§ GOAL OF THE EXERCISE
Omit the pictures, then reproduce every remaining record exactly.
== Segment start ==
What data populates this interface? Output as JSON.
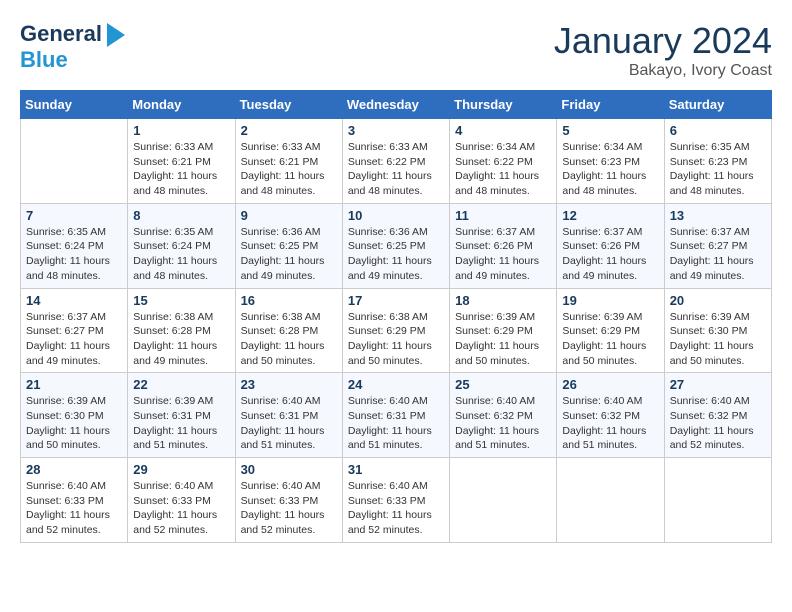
{
  "header": {
    "logo_line1": "General",
    "logo_line2": "Blue",
    "month": "January 2024",
    "location": "Bakayo, Ivory Coast"
  },
  "days_of_week": [
    "Sunday",
    "Monday",
    "Tuesday",
    "Wednesday",
    "Thursday",
    "Friday",
    "Saturday"
  ],
  "weeks": [
    [
      {
        "day": "",
        "sunrise": "",
        "sunset": "",
        "daylight": ""
      },
      {
        "day": "1",
        "sunrise": "Sunrise: 6:33 AM",
        "sunset": "Sunset: 6:21 PM",
        "daylight": "Daylight: 11 hours and 48 minutes."
      },
      {
        "day": "2",
        "sunrise": "Sunrise: 6:33 AM",
        "sunset": "Sunset: 6:21 PM",
        "daylight": "Daylight: 11 hours and 48 minutes."
      },
      {
        "day": "3",
        "sunrise": "Sunrise: 6:33 AM",
        "sunset": "Sunset: 6:22 PM",
        "daylight": "Daylight: 11 hours and 48 minutes."
      },
      {
        "day": "4",
        "sunrise": "Sunrise: 6:34 AM",
        "sunset": "Sunset: 6:22 PM",
        "daylight": "Daylight: 11 hours and 48 minutes."
      },
      {
        "day": "5",
        "sunrise": "Sunrise: 6:34 AM",
        "sunset": "Sunset: 6:23 PM",
        "daylight": "Daylight: 11 hours and 48 minutes."
      },
      {
        "day": "6",
        "sunrise": "Sunrise: 6:35 AM",
        "sunset": "Sunset: 6:23 PM",
        "daylight": "Daylight: 11 hours and 48 minutes."
      }
    ],
    [
      {
        "day": "7",
        "sunrise": "Sunrise: 6:35 AM",
        "sunset": "Sunset: 6:24 PM",
        "daylight": "Daylight: 11 hours and 48 minutes."
      },
      {
        "day": "8",
        "sunrise": "Sunrise: 6:35 AM",
        "sunset": "Sunset: 6:24 PM",
        "daylight": "Daylight: 11 hours and 48 minutes."
      },
      {
        "day": "9",
        "sunrise": "Sunrise: 6:36 AM",
        "sunset": "Sunset: 6:25 PM",
        "daylight": "Daylight: 11 hours and 49 minutes."
      },
      {
        "day": "10",
        "sunrise": "Sunrise: 6:36 AM",
        "sunset": "Sunset: 6:25 PM",
        "daylight": "Daylight: 11 hours and 49 minutes."
      },
      {
        "day": "11",
        "sunrise": "Sunrise: 6:37 AM",
        "sunset": "Sunset: 6:26 PM",
        "daylight": "Daylight: 11 hours and 49 minutes."
      },
      {
        "day": "12",
        "sunrise": "Sunrise: 6:37 AM",
        "sunset": "Sunset: 6:26 PM",
        "daylight": "Daylight: 11 hours and 49 minutes."
      },
      {
        "day": "13",
        "sunrise": "Sunrise: 6:37 AM",
        "sunset": "Sunset: 6:27 PM",
        "daylight": "Daylight: 11 hours and 49 minutes."
      }
    ],
    [
      {
        "day": "14",
        "sunrise": "Sunrise: 6:37 AM",
        "sunset": "Sunset: 6:27 PM",
        "daylight": "Daylight: 11 hours and 49 minutes."
      },
      {
        "day": "15",
        "sunrise": "Sunrise: 6:38 AM",
        "sunset": "Sunset: 6:28 PM",
        "daylight": "Daylight: 11 hours and 49 minutes."
      },
      {
        "day": "16",
        "sunrise": "Sunrise: 6:38 AM",
        "sunset": "Sunset: 6:28 PM",
        "daylight": "Daylight: 11 hours and 50 minutes."
      },
      {
        "day": "17",
        "sunrise": "Sunrise: 6:38 AM",
        "sunset": "Sunset: 6:29 PM",
        "daylight": "Daylight: 11 hours and 50 minutes."
      },
      {
        "day": "18",
        "sunrise": "Sunrise: 6:39 AM",
        "sunset": "Sunset: 6:29 PM",
        "daylight": "Daylight: 11 hours and 50 minutes."
      },
      {
        "day": "19",
        "sunrise": "Sunrise: 6:39 AM",
        "sunset": "Sunset: 6:29 PM",
        "daylight": "Daylight: 11 hours and 50 minutes."
      },
      {
        "day": "20",
        "sunrise": "Sunrise: 6:39 AM",
        "sunset": "Sunset: 6:30 PM",
        "daylight": "Daylight: 11 hours and 50 minutes."
      }
    ],
    [
      {
        "day": "21",
        "sunrise": "Sunrise: 6:39 AM",
        "sunset": "Sunset: 6:30 PM",
        "daylight": "Daylight: 11 hours and 50 minutes."
      },
      {
        "day": "22",
        "sunrise": "Sunrise: 6:39 AM",
        "sunset": "Sunset: 6:31 PM",
        "daylight": "Daylight: 11 hours and 51 minutes."
      },
      {
        "day": "23",
        "sunrise": "Sunrise: 6:40 AM",
        "sunset": "Sunset: 6:31 PM",
        "daylight": "Daylight: 11 hours and 51 minutes."
      },
      {
        "day": "24",
        "sunrise": "Sunrise: 6:40 AM",
        "sunset": "Sunset: 6:31 PM",
        "daylight": "Daylight: 11 hours and 51 minutes."
      },
      {
        "day": "25",
        "sunrise": "Sunrise: 6:40 AM",
        "sunset": "Sunset: 6:32 PM",
        "daylight": "Daylight: 11 hours and 51 minutes."
      },
      {
        "day": "26",
        "sunrise": "Sunrise: 6:40 AM",
        "sunset": "Sunset: 6:32 PM",
        "daylight": "Daylight: 11 hours and 51 minutes."
      },
      {
        "day": "27",
        "sunrise": "Sunrise: 6:40 AM",
        "sunset": "Sunset: 6:32 PM",
        "daylight": "Daylight: 11 hours and 52 minutes."
      }
    ],
    [
      {
        "day": "28",
        "sunrise": "Sunrise: 6:40 AM",
        "sunset": "Sunset: 6:33 PM",
        "daylight": "Daylight: 11 hours and 52 minutes."
      },
      {
        "day": "29",
        "sunrise": "Sunrise: 6:40 AM",
        "sunset": "Sunset: 6:33 PM",
        "daylight": "Daylight: 11 hours and 52 minutes."
      },
      {
        "day": "30",
        "sunrise": "Sunrise: 6:40 AM",
        "sunset": "Sunset: 6:33 PM",
        "daylight": "Daylight: 11 hours and 52 minutes."
      },
      {
        "day": "31",
        "sunrise": "Sunrise: 6:40 AM",
        "sunset": "Sunset: 6:33 PM",
        "daylight": "Daylight: 11 hours and 52 minutes."
      },
      {
        "day": "",
        "sunrise": "",
        "sunset": "",
        "daylight": ""
      },
      {
        "day": "",
        "sunrise": "",
        "sunset": "",
        "daylight": ""
      },
      {
        "day": "",
        "sunrise": "",
        "sunset": "",
        "daylight": ""
      }
    ]
  ]
}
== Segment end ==
§ YOUR SOLUTION
What data populates this interface? Output as JSON.
{
  "header": {
    "logo_line1": "General",
    "logo_line2": "Blue",
    "month": "January 2024",
    "location": "Bakayo, Ivory Coast"
  },
  "days_of_week": [
    "Sunday",
    "Monday",
    "Tuesday",
    "Wednesday",
    "Thursday",
    "Friday",
    "Saturday"
  ],
  "weeks": [
    [
      {
        "day": "",
        "sunrise": "",
        "sunset": "",
        "daylight": ""
      },
      {
        "day": "1",
        "sunrise": "Sunrise: 6:33 AM",
        "sunset": "Sunset: 6:21 PM",
        "daylight": "Daylight: 11 hours and 48 minutes."
      },
      {
        "day": "2",
        "sunrise": "Sunrise: 6:33 AM",
        "sunset": "Sunset: 6:21 PM",
        "daylight": "Daylight: 11 hours and 48 minutes."
      },
      {
        "day": "3",
        "sunrise": "Sunrise: 6:33 AM",
        "sunset": "Sunset: 6:22 PM",
        "daylight": "Daylight: 11 hours and 48 minutes."
      },
      {
        "day": "4",
        "sunrise": "Sunrise: 6:34 AM",
        "sunset": "Sunset: 6:22 PM",
        "daylight": "Daylight: 11 hours and 48 minutes."
      },
      {
        "day": "5",
        "sunrise": "Sunrise: 6:34 AM",
        "sunset": "Sunset: 6:23 PM",
        "daylight": "Daylight: 11 hours and 48 minutes."
      },
      {
        "day": "6",
        "sunrise": "Sunrise: 6:35 AM",
        "sunset": "Sunset: 6:23 PM",
        "daylight": "Daylight: 11 hours and 48 minutes."
      }
    ],
    [
      {
        "day": "7",
        "sunrise": "Sunrise: 6:35 AM",
        "sunset": "Sunset: 6:24 PM",
        "daylight": "Daylight: 11 hours and 48 minutes."
      },
      {
        "day": "8",
        "sunrise": "Sunrise: 6:35 AM",
        "sunset": "Sunset: 6:24 PM",
        "daylight": "Daylight: 11 hours and 48 minutes."
      },
      {
        "day": "9",
        "sunrise": "Sunrise: 6:36 AM",
        "sunset": "Sunset: 6:25 PM",
        "daylight": "Daylight: 11 hours and 49 minutes."
      },
      {
        "day": "10",
        "sunrise": "Sunrise: 6:36 AM",
        "sunset": "Sunset: 6:25 PM",
        "daylight": "Daylight: 11 hours and 49 minutes."
      },
      {
        "day": "11",
        "sunrise": "Sunrise: 6:37 AM",
        "sunset": "Sunset: 6:26 PM",
        "daylight": "Daylight: 11 hours and 49 minutes."
      },
      {
        "day": "12",
        "sunrise": "Sunrise: 6:37 AM",
        "sunset": "Sunset: 6:26 PM",
        "daylight": "Daylight: 11 hours and 49 minutes."
      },
      {
        "day": "13",
        "sunrise": "Sunrise: 6:37 AM",
        "sunset": "Sunset: 6:27 PM",
        "daylight": "Daylight: 11 hours and 49 minutes."
      }
    ],
    [
      {
        "day": "14",
        "sunrise": "Sunrise: 6:37 AM",
        "sunset": "Sunset: 6:27 PM",
        "daylight": "Daylight: 11 hours and 49 minutes."
      },
      {
        "day": "15",
        "sunrise": "Sunrise: 6:38 AM",
        "sunset": "Sunset: 6:28 PM",
        "daylight": "Daylight: 11 hours and 49 minutes."
      },
      {
        "day": "16",
        "sunrise": "Sunrise: 6:38 AM",
        "sunset": "Sunset: 6:28 PM",
        "daylight": "Daylight: 11 hours and 50 minutes."
      },
      {
        "day": "17",
        "sunrise": "Sunrise: 6:38 AM",
        "sunset": "Sunset: 6:29 PM",
        "daylight": "Daylight: 11 hours and 50 minutes."
      },
      {
        "day": "18",
        "sunrise": "Sunrise: 6:39 AM",
        "sunset": "Sunset: 6:29 PM",
        "daylight": "Daylight: 11 hours and 50 minutes."
      },
      {
        "day": "19",
        "sunrise": "Sunrise: 6:39 AM",
        "sunset": "Sunset: 6:29 PM",
        "daylight": "Daylight: 11 hours and 50 minutes."
      },
      {
        "day": "20",
        "sunrise": "Sunrise: 6:39 AM",
        "sunset": "Sunset: 6:30 PM",
        "daylight": "Daylight: 11 hours and 50 minutes."
      }
    ],
    [
      {
        "day": "21",
        "sunrise": "Sunrise: 6:39 AM",
        "sunset": "Sunset: 6:30 PM",
        "daylight": "Daylight: 11 hours and 50 minutes."
      },
      {
        "day": "22",
        "sunrise": "Sunrise: 6:39 AM",
        "sunset": "Sunset: 6:31 PM",
        "daylight": "Daylight: 11 hours and 51 minutes."
      },
      {
        "day": "23",
        "sunrise": "Sunrise: 6:40 AM",
        "sunset": "Sunset: 6:31 PM",
        "daylight": "Daylight: 11 hours and 51 minutes."
      },
      {
        "day": "24",
        "sunrise": "Sunrise: 6:40 AM",
        "sunset": "Sunset: 6:31 PM",
        "daylight": "Daylight: 11 hours and 51 minutes."
      },
      {
        "day": "25",
        "sunrise": "Sunrise: 6:40 AM",
        "sunset": "Sunset: 6:32 PM",
        "daylight": "Daylight: 11 hours and 51 minutes."
      },
      {
        "day": "26",
        "sunrise": "Sunrise: 6:40 AM",
        "sunset": "Sunset: 6:32 PM",
        "daylight": "Daylight: 11 hours and 51 minutes."
      },
      {
        "day": "27",
        "sunrise": "Sunrise: 6:40 AM",
        "sunset": "Sunset: 6:32 PM",
        "daylight": "Daylight: 11 hours and 52 minutes."
      }
    ],
    [
      {
        "day": "28",
        "sunrise": "Sunrise: 6:40 AM",
        "sunset": "Sunset: 6:33 PM",
        "daylight": "Daylight: 11 hours and 52 minutes."
      },
      {
        "day": "29",
        "sunrise": "Sunrise: 6:40 AM",
        "sunset": "Sunset: 6:33 PM",
        "daylight": "Daylight: 11 hours and 52 minutes."
      },
      {
        "day": "30",
        "sunrise": "Sunrise: 6:40 AM",
        "sunset": "Sunset: 6:33 PM",
        "daylight": "Daylight: 11 hours and 52 minutes."
      },
      {
        "day": "31",
        "sunrise": "Sunrise: 6:40 AM",
        "sunset": "Sunset: 6:33 PM",
        "daylight": "Daylight: 11 hours and 52 minutes."
      },
      {
        "day": "",
        "sunrise": "",
        "sunset": "",
        "daylight": ""
      },
      {
        "day": "",
        "sunrise": "",
        "sunset": "",
        "daylight": ""
      },
      {
        "day": "",
        "sunrise": "",
        "sunset": "",
        "daylight": ""
      }
    ]
  ]
}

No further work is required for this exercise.